DC: What conditions respond well to T-Touch and what would a short session include?
LT-J: Horses who are fearful respond really well. Through groundwork and the T-Touch circular work, the horse really learns to trust. This helps overcome the flight reflex and develops a sense of wanting to work and cooperation.
For a short session, I would suggest doing some T-Touch on the ears, and then working from the mid-line under the belly to the flanks. Just three minutes per side and you’ll notice your horse getting more supple and athletic.
DC: When you’re making the circles, what are you communicating?

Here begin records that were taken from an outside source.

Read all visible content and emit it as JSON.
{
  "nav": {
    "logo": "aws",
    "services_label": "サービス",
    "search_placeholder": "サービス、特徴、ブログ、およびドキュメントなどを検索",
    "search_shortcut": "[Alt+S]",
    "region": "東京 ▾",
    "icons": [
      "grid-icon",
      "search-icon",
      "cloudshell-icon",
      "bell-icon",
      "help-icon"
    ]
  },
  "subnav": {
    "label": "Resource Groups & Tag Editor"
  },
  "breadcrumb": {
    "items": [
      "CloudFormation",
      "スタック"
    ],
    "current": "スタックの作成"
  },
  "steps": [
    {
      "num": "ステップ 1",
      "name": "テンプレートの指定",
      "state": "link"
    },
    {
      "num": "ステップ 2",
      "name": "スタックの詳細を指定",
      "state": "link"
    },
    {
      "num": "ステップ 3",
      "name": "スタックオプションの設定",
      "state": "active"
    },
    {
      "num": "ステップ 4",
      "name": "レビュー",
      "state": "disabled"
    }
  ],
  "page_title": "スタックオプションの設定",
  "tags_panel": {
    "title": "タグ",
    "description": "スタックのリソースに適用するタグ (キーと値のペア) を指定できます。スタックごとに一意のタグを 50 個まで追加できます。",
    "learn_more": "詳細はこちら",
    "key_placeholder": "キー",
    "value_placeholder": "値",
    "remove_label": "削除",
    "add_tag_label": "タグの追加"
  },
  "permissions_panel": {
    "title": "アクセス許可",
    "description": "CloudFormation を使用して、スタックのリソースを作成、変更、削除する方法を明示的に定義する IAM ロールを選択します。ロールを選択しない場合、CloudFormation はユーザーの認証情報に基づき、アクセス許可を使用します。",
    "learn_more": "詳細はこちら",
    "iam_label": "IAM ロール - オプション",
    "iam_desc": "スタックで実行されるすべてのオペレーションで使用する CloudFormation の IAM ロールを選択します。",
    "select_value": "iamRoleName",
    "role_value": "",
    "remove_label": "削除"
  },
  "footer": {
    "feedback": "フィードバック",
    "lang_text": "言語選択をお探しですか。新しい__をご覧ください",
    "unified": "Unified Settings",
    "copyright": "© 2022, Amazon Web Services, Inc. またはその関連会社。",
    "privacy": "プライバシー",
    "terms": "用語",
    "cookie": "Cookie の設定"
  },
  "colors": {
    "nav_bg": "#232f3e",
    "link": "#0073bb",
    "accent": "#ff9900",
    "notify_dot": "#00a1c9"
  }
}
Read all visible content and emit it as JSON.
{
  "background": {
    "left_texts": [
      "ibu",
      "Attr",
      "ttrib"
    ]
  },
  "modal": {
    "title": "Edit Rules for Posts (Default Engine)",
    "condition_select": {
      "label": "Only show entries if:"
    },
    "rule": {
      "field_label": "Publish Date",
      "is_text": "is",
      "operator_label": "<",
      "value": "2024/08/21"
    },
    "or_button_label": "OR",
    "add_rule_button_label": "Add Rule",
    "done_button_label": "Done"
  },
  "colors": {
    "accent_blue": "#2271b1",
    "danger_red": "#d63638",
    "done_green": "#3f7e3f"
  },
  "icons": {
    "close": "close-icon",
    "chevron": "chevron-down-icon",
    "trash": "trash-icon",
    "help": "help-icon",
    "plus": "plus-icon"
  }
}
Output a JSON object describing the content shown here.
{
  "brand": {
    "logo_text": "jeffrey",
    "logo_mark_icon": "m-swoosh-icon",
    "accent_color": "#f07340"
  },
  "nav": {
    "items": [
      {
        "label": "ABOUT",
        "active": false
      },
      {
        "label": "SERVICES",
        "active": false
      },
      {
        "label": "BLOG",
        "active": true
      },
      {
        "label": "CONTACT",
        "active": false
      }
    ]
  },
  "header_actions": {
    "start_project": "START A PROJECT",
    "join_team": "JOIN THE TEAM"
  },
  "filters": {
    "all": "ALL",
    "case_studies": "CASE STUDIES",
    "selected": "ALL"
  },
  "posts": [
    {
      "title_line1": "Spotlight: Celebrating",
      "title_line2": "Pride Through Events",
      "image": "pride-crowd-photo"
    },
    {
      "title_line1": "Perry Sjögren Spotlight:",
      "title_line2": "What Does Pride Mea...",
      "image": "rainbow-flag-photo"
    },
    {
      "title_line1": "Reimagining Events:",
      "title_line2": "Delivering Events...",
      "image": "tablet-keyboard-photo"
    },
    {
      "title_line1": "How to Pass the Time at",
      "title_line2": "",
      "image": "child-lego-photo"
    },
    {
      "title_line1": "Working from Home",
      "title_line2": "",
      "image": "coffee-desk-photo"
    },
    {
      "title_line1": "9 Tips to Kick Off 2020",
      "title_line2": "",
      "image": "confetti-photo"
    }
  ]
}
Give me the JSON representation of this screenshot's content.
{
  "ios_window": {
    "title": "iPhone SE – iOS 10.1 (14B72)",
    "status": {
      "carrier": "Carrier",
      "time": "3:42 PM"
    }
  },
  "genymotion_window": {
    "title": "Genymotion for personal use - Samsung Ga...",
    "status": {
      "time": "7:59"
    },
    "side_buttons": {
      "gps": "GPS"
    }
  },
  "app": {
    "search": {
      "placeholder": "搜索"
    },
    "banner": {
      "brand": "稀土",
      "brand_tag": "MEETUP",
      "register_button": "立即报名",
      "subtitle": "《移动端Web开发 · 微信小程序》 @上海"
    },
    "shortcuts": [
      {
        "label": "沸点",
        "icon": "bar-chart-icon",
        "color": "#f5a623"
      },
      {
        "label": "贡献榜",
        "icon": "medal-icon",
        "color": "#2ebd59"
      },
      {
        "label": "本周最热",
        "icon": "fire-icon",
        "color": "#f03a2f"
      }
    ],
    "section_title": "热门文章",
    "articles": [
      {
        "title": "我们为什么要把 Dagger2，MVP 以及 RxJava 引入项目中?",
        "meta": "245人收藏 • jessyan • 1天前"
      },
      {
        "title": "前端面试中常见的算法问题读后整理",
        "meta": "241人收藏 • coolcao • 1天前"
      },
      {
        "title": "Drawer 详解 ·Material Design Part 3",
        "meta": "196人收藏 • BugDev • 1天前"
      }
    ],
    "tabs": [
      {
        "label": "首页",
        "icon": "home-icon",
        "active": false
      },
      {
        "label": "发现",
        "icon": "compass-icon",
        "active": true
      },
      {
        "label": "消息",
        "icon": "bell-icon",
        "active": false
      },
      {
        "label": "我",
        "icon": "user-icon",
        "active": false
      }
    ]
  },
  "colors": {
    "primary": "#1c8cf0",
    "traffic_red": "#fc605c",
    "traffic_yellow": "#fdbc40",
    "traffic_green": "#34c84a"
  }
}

LT-J: While I’m working, I’m mentally telling the animal “Remember your perfection”. I very much believe Deepak Chopra’s writings about how important our intentions are. So that’s my intention – with every circle on the body, it’s releasing fear on the cellular level and leaving room for a new level of confidence and life-force. So it’s very gentle. In some cases, the pressure is as light as you would use on your eyelid.
DC: Having done some basic T-Touch work on my animals, I find I also feel better after a session. Is that possible?
LT-J: Absolutely. We’ve done two different studies on people who were doing T-Touch on horses. The work actually caused an awakened brain state in the people, activating brain waves in both hemispheres. It’s a great stress reducer for both the horse and for you.
DC: How do you think our relationship with the animals is changing?
LT-J: I grew up riding the threshing machines that were pulled by horses. I rode a horse to school instead of taking a bus. Our dogs and horses were working animals who helped us survive. Now animals are here for our survival in another way. They’re our connection to nature for so many people. So few people get out into nature. I love that concept that since the fall of Man in the Garden of Eden, animals are our connection to God through nature. We need them for our spiritual survival but also for our physical and emotional health.
DC: Agreed! After everything, what’s left for you to accomplish?
LT-J: (laughing) Oh, I’ve just started! And I’m so grateful. For me, it’s all a gift from the animals.